For me, who actually is a generalist with pretty decent competence in multiple fields, I find these ads very amusing. Rather than writing that they need multiple roles filled, but only have budget for one, they make up new roles. Presumably in the hopes of getting someone who can do most of what they think they need.
Because this is the thing, most people that write these ads don't really know what they need. I have seen ads that sound like someone making a frankensteins monster out of the roles. Clearly with little to no understanding of what the different roles actually mean. Some ads just try to mix the best of two worlds, like the Scrum Manager that combines the caring/facilitating aspect of the Scrum Master with the managing/controling role of the Project Manager.
From the person who write the ad it probably makes sense and that is because they do not understand the work involved. From their perspective they probably see a scrum master and a project manager as both having management descriptions, so it should be ok to mix. The fact that they work in different directions where the scrum master work down towards the team and the project manager work up towards the steering group does not seem to occur to them.
In most cases this is not so much of an issue because what you will get in most cases is a generalist. A Scrum Manager for example will be a general manager with some understanding of the scrum process and some understanding of the financial side of project management. The person will not be optimized for any of the roles, but will get things done. Sometimes at the expense of either the project or the team. Or both.
The biggest risk with making these combined roles is that unless you really know that you are compromising the roles you can cause serious damage. Not just to the deliveries and the teams as they do not get the attention they need, but also to the individual you are trying to hire. It is very easy to burn someone out with a combined role, especially if the expectations if that you should do both roles at 100%. The very least you must always do when defining combined roles is to define the ratio. How much time should be spent where and why.

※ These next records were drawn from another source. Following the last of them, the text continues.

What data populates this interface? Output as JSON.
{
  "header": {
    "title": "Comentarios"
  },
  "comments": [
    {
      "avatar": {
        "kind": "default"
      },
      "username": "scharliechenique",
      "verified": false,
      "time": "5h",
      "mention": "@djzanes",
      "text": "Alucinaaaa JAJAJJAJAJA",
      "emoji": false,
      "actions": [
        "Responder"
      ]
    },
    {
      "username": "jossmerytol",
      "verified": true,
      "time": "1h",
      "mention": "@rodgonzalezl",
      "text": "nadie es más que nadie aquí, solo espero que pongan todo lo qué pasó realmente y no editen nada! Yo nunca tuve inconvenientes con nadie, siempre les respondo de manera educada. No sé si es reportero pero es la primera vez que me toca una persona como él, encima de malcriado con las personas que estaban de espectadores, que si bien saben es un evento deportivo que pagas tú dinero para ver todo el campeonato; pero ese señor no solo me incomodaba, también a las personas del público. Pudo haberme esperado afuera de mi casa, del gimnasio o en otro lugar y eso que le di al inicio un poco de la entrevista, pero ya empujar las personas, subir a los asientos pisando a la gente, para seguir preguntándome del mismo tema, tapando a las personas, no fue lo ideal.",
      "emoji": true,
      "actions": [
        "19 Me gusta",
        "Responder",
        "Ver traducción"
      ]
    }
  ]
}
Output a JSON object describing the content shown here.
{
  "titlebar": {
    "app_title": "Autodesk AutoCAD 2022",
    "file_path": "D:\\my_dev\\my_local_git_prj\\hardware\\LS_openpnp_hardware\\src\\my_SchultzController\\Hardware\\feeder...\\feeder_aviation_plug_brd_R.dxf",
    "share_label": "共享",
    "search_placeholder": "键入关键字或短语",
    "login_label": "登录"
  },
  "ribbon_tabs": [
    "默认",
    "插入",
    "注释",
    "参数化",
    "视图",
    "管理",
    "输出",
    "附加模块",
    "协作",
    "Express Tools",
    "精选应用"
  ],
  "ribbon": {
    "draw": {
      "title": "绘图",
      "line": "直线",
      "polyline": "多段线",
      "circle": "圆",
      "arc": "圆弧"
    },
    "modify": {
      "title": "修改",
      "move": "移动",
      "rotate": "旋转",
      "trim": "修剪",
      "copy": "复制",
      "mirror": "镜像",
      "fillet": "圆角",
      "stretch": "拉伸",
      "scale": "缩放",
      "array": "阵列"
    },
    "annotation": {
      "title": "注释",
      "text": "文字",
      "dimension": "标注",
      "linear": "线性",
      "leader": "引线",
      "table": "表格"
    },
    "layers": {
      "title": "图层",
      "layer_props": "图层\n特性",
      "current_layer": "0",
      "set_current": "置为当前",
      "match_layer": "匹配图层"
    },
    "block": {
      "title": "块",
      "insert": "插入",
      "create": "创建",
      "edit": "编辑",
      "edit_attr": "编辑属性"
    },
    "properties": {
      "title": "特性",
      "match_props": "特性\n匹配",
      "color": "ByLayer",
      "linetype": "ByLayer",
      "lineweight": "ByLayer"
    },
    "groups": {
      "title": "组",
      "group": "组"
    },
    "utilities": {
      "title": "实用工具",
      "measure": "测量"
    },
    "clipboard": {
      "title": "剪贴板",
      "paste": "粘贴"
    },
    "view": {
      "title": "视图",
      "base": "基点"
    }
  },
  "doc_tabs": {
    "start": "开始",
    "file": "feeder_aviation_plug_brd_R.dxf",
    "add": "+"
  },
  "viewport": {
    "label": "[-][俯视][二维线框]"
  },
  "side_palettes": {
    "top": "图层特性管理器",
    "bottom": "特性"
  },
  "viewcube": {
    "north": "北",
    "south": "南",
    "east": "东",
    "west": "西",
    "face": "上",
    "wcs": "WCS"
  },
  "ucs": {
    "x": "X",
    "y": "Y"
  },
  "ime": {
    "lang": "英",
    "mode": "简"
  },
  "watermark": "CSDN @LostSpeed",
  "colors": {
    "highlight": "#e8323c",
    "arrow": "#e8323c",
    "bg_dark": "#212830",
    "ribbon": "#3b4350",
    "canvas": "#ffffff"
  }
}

For anyone looking to fill a combined role, here are some examples and some sugegstions on how to approach them:
Scrum Manager - Focus on the Scrum Master part. By making the team working well you will get most of the work as a project manager for free. Deliver reports to the steering with focus on risk mitigation and finance. Progress will come of itself if you focus on the Scrum Master part correctly. If put in a compromised position, always protect the team. It will serve you best in the long run. This is a sure way to burn yourself out if you try to do both at 100%, so be weary of the signs and make sure you get plenty of time to actually work and not just sit in meetings.
Full stack x - Most designers or developers are full stack, kind of. We do take an interest in what is around us and we dabble in the surrounding fields naturally. So just make sure you are not expected to actually be responsible for anything you are not comfortable with and you will be fine.

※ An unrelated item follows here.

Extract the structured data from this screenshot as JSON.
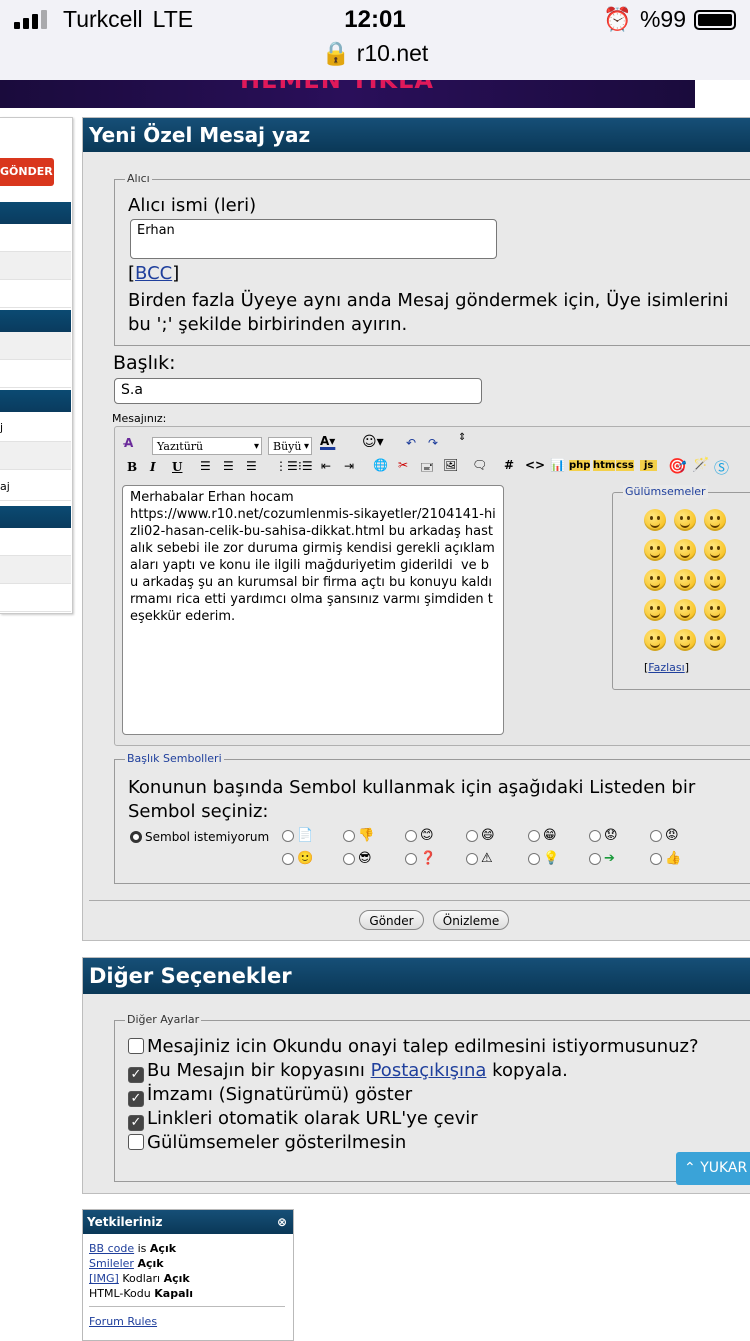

Developing Architect/Scrum Master - This is one of the most devestating roles you can have. As an architect or Scrum Master you will be in meetings constantly, whch means that any attempts to actually develop anything will be a massive source of frustration. If you will attempt this, dedicate blocks of time to development that can not be disturbed. Preferably you work from home or in a separate room with phone, mail and other distractions turned off. Minimum of 4 hours blocks, but I suggest full days for focused work. Avoid this if possible or accept that the amount of developing you will do is most likely next to nothing or will happen during weekends and night time.
Scrum Master and QA - While most Scrum Master will assist in QA by doing tests or gathering requirements, that is not their actual job. Being a tester or a reuirements analyst is a full time job, just like being a scrum master. If you are going to split your attention between the two, make sure you understand the cost both to you and your team. You will not be doing any 40 hour weeks, but rather do 60 hour weeks to make this work and the stress will be intense.

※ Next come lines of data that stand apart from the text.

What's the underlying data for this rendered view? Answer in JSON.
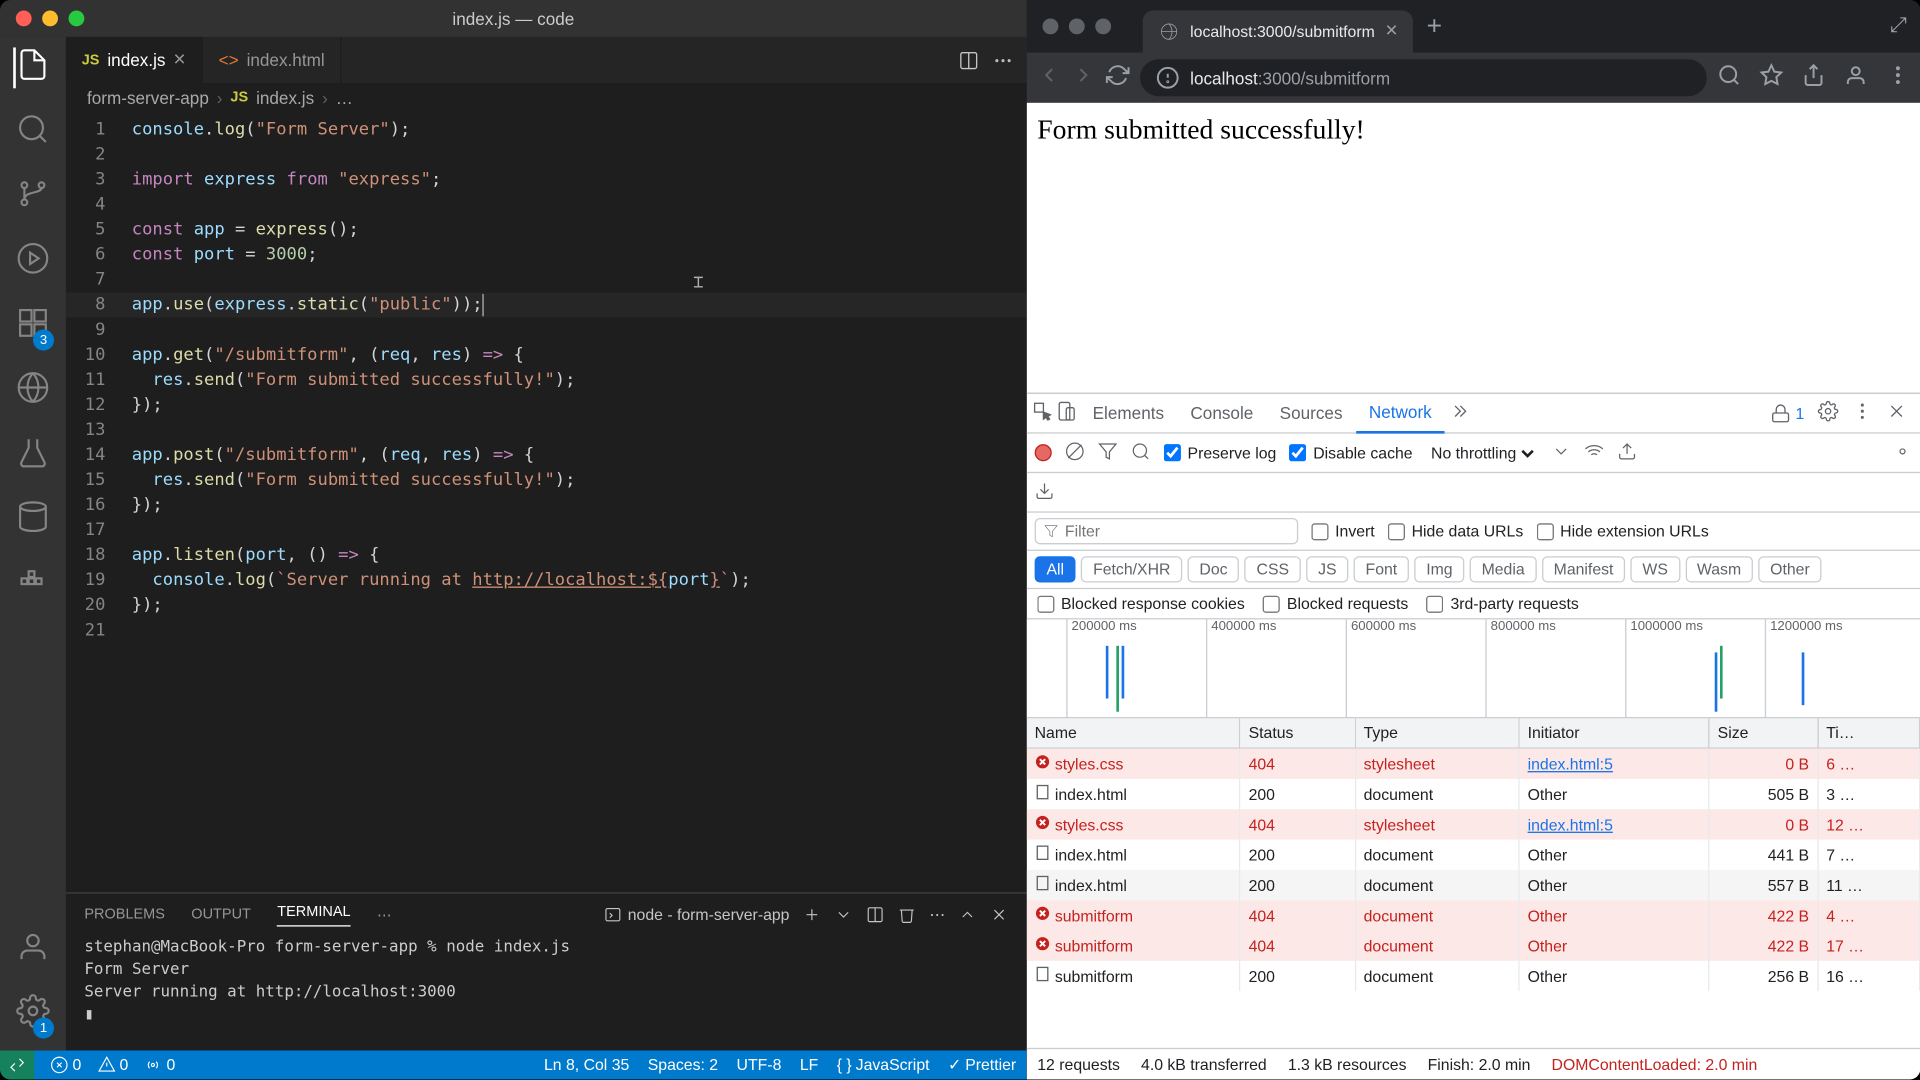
{
  "vscode": {
    "title": "index.js — code",
    "tabs": [
      {
        "icon": "JS",
        "name": "index.js",
        "active": true,
        "close": true
      },
      {
        "icon": "<>",
        "name": "index.html",
        "active": false,
        "close": false
      }
    ],
    "breadcrumbs": {
      "folder": "form-server-app",
      "file_icon": "JS",
      "file": "index.js",
      "member": "…"
    },
    "code_lines": [
      {
        "n": 1,
        "html": "<span class='id'>console</span>.<span class='fn'>log</span>(<span class='str'>\"Form Server\"</span>);"
      },
      {
        "n": 2,
        "html": ""
      },
      {
        "n": 3,
        "html": "<span class='kw'>import</span> <span class='id'>express</span> <span class='kw'>from</span> <span class='str'>\"express\"</span>;"
      },
      {
        "n": 4,
        "html": ""
      },
      {
        "n": 5,
        "html": "<span class='kw'>const</span> <span class='id'>app</span> = <span class='fn'>express</span>();"
      },
      {
        "n": 6,
        "html": "<span class='kw'>const</span> <span class='id'>port</span> = <span class='num'>3000</span>;"
      },
      {
        "n": 7,
        "html": ""
      },
      {
        "n": 8,
        "html": "<span class='id'>app</span>.<span class='fn'>use</span>(<span class='id'>express</span>.<span class='fn'>static</span>(<span class='str'>\"public\"</span>));",
        "current": true
      },
      {
        "n": 9,
        "html": ""
      },
      {
        "n": 10,
        "html": "<span class='id'>app</span>.<span class='fn'>get</span>(<span class='str'>\"/submitform\"</span>, (<span class='id'>req</span>, <span class='id'>res</span>) <span class='kw'>=&gt;</span> {"
      },
      {
        "n": 11,
        "html": "  <span class='id'>res</span>.<span class='fn'>send</span>(<span class='str'>\"Form submitted successfully!\"</span>);"
      },
      {
        "n": 12,
        "html": "});"
      },
      {
        "n": 13,
        "html": ""
      },
      {
        "n": 14,
        "html": "<span class='id'>app</span>.<span class='fn'>post</span>(<span class='str'>\"/submitform\"</span>, (<span class='id'>req</span>, <span class='id'>res</span>) <span class='kw'>=&gt;</span> {"
      },
      {
        "n": 15,
        "html": "  <span class='id'>res</span>.<span class='fn'>send</span>(<span class='str'>\"Form submitted successfully!\"</span>);"
      },
      {
        "n": 16,
        "html": "});"
      },
      {
        "n": 17,
        "html": ""
      },
      {
        "n": 18,
        "html": "<span class='id'>app</span>.<span class='fn'>listen</span>(<span class='id'>port</span>, () <span class='kw'>=&gt;</span> {"
      },
      {
        "n": 19,
        "html": "  <span class='id'>console</span>.<span class='fn'>log</span>(<span class='str'>`Server running at <span class='url'>http://localhost:${</span></span><span class='id'>port</span><span class='str'><span class='url'>}</span>`</span>);"
      },
      {
        "n": 20,
        "html": "});"
      },
      {
        "n": 21,
        "html": ""
      }
    ],
    "activitybar_badges": {
      "scm": "3",
      "settings": "1"
    },
    "panel": {
      "tabs": [
        "PROBLEMS",
        "OUTPUT",
        "TERMINAL"
      ],
      "active_tab": "TERMINAL",
      "terminal_select": "node - form-server-app",
      "terminal_content": "stephan@MacBook-Pro form-server-app % node index.js\nForm Server\nServer running at http://localhost:3000\n▮"
    },
    "statusbar": {
      "errors": "0",
      "warnings": "0",
      "ports": "0",
      "cursor": "Ln 8, Col 35",
      "spaces": "Spaces: 2",
      "encoding": "UTF-8",
      "eol": "LF",
      "lang": "JavaScript",
      "prettier": "Prettier"
    }
  },
  "browser": {
    "tab_title": "localhost:3000/submitform",
    "url_prefix": "localhost",
    "url_rest": ":3000/submitform",
    "page_text": "Form submitted successfully!"
  },
  "devtools": {
    "tabs": [
      "Elements",
      "Console",
      "Sources",
      "Network"
    ],
    "active_tab": "Network",
    "issue_count": "1",
    "toolbar": {
      "preserve_log": "Preserve log",
      "disable_cache": "Disable cache",
      "throttling": "No throttling"
    },
    "filter_placeholder": "Filter",
    "invert": "Invert",
    "hide_data": "Hide data URLs",
    "hide_ext": "Hide extension URLs",
    "chips": [
      "All",
      "Fetch/XHR",
      "Doc",
      "CSS",
      "JS",
      "Font",
      "Img",
      "Media",
      "Manifest",
      "WS",
      "Wasm",
      "Other"
    ],
    "active_chip": "All",
    "checks2": [
      "Blocked response cookies",
      "Blocked requests",
      "3rd-party requests"
    ],
    "timeline_ticks": [
      "200000 ms",
      "400000 ms",
      "600000 ms",
      "800000 ms",
      "1000000 ms",
      "1200000 ms"
    ],
    "columns": [
      "Name",
      "Status",
      "Type",
      "Initiator",
      "Size",
      "Ti…"
    ],
    "rows": [
      {
        "err": true,
        "name": "styles.css",
        "status": "404",
        "type": "stylesheet",
        "initiator": "index.html:5",
        "initiator_link": true,
        "size": "0 B",
        "time": "6 …"
      },
      {
        "err": false,
        "name": "index.html",
        "status": "200",
        "type": "document",
        "initiator": "Other",
        "size": "505 B",
        "time": "3 …"
      },
      {
        "err": true,
        "name": "styles.css",
        "status": "404",
        "type": "stylesheet",
        "initiator": "index.html:5",
        "initiator_link": true,
        "size": "0 B",
        "time": "12 …"
      },
      {
        "err": false,
        "name": "index.html",
        "status": "200",
        "type": "document",
        "initiator": "Other",
        "size": "441 B",
        "time": "7 …"
      },
      {
        "err": false,
        "name": "index.html",
        "status": "200",
        "type": "document",
        "initiator": "Other",
        "size": "557 B",
        "time": "11 …"
      },
      {
        "err": true,
        "name": "submitform",
        "status": "404",
        "type": "document",
        "initiator": "Other",
        "size": "422 B",
        "time": "4 …"
      },
      {
        "err": true,
        "name": "submitform",
        "status": "404",
        "type": "document",
        "initiator": "Other",
        "size": "422 B",
        "time": "17 …"
      },
      {
        "err": false,
        "name": "submitform",
        "status": "200",
        "type": "document",
        "initiator": "Other",
        "size": "256 B",
        "time": "16 …"
      }
    ],
    "summary": {
      "requests": "12 requests",
      "transferred": "4.0 kB transferred",
      "resources": "1.3 kB resources",
      "finish": "Finish: 2.0 min",
      "dom": "DOMContentLoaded: 2.0 min"
    }
  }
}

Be mindful of combined roles as they can spiral and become very stressful. What may look like an opportunity to show your skills, especially if you are new in the role(s) can put you on the bech for years if you are unlucky.
If you are looking for people to join your team, always look towards who need that role. Is it for management taking care of the need of the people above, then hire a manager. If the person is taking care of the team, then hire a scrum master. If you need someone to do focused develop, hire a developer. If you need someone to take responsibility for the code structure, hire an architect, or elevate a development lead. And so on...
Combined roles have always been a part of working in IT. As long as you know what you are expected to do and know you can handle it even when things get rough, then ignore the title and do the job. Also be careful about dividing your work because that also can cause serious health issues.
Above I have some of the combined roles I see a lot.
What roles do you see and how do you handle them?